For the past three quarters, Frontier Communications (FTR) has produced disappointing results. In fact, since the company purchased Verizon's wireline business in California, Texas, and Florida (CTF), customer counts have steadily dropped for the internet and cable company. That $10.54 billion deal more or less doubled the size of the company, giving it not only, 3.3 million voice connections, 2.1 million broadband subscribers, and 1.2 million FiOS video customers, but also the size needed to operate more efficiently.
Parts of the deal have worked out, but Frontier has been bleeding subscribers for all three quarters since the purchase closed, losing 144,000 residential customers and 14,000 business subscribers in Q4 alone. The company's stated reason for that continued decline keeps changing.
In Q2 and Q3, CEO Daniel McCarthy blamed suspended marketing efforts, due to the company's desire to solve problems for its existing customers before attracting new ones. In Q4, he said that getting rid of subscribers who had not been paying caused the drops.
In the Q3 earnings release, McCarthy said he expected a return to normal, and the company wrote that it "anticipates improved customer additions in the fourth quarter." In the Q4 release, McCarthy talked about dropping non-paying customers, something that had not been mentioned in previous releases or earnings calls.
"Results for the fourth quarter were impacted by our intensified efforts to resolve acquired accounts in California, Texas and Florida that we have determined to be non-paying," he said, promising that improvements would come. "This process is almost complete, and we expect to return to a normalized trend by the start of the second quarter."
Aside from losing subscribers though, McCarthy and Frontier are doing many things right. But this doesn't mean investors should ignore this glaring problem.
Here's what Frontier is doing right

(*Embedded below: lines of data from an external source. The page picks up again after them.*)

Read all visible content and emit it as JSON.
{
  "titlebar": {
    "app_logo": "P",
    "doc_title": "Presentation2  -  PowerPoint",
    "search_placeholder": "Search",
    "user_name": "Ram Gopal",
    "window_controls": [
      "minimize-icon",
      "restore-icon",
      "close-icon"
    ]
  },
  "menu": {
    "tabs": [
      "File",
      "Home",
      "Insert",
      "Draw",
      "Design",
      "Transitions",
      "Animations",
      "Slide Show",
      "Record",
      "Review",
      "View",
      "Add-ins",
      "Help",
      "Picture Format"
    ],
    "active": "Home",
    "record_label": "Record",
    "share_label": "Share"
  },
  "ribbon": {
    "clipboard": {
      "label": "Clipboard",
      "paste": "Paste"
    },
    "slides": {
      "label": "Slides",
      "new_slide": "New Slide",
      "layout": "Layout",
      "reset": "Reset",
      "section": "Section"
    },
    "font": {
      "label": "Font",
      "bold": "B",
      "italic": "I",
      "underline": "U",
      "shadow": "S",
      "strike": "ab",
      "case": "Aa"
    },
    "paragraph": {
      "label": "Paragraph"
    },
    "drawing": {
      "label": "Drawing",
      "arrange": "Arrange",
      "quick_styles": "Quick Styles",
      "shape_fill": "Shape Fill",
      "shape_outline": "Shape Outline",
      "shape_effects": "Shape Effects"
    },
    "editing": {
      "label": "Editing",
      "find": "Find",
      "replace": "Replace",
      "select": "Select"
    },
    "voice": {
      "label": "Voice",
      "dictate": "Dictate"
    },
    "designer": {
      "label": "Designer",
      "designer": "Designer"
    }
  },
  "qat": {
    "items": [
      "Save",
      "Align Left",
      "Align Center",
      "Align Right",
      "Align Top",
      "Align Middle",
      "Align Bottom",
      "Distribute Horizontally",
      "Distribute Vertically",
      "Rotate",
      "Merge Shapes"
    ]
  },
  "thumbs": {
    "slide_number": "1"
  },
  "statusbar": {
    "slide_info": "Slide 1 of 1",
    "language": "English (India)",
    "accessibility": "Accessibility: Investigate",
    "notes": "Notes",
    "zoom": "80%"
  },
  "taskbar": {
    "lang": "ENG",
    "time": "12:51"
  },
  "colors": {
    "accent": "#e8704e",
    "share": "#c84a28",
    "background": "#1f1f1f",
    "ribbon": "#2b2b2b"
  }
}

The company knows how to be efficient. One of the goals of the Verizon purchase was to allow the company to spread its expenses out over more customers, and lower its overall operating costs. That part of the deal has worked out perfectly.
"We now expect annualized cost synergies of $1.6 billion to be achieved by mid-year 2018, up from the $1.4 billion target outlined in the 2016 third quarter earnings report, and a full year earlier than anticipated," McCarthy said in the Q4 earnings release. "We expect $1.25 billion of the $1.6 billion in synergies will be achieved by the end of the first quarter of 2017, which is a quarter earlier than previously announced."
The second thing Frontier does well is manage its financial obligations. Despite the large debt the company incurred buying the CTF properties, its lenders clearly believe it will eventually get things back on track. In Q4, the company announced that it had amended its revolving credit agreements, including a term loan due in 2021, merging them into a single agreement. That new deal not only simplified things, it also pushed the 2021 obligation back to 2022 and extended the term of its revolving credit line from 2018 to 2022.
"These amendments significantly improve and solidify Frontier's finance picture, and provide us with additional flexibility as we transition to normalized operations in the acquired CTF properties over the coming quarters," said CFO Perley McBride in the Q4 earnings release.
This only matters if...
Being well-managed only will get Frontier so far. Cutting expenses and convincing creditors to give you longer terms only works if, at some point, the company stops losing subscribers, and turns its loss into profit.
Frontier lost $587 million in 2016, almost twice the $316 million it lost the previous year. That loss comes despite all the savings the company has managed to deliver in operating expenses because of the expanded size it gained in the Verizon CTF deal. If the company has any hopes of a future, its CEO needs to stop finding excuses for losing customers, and show that Frontier can stabilize, and eventually return to growth.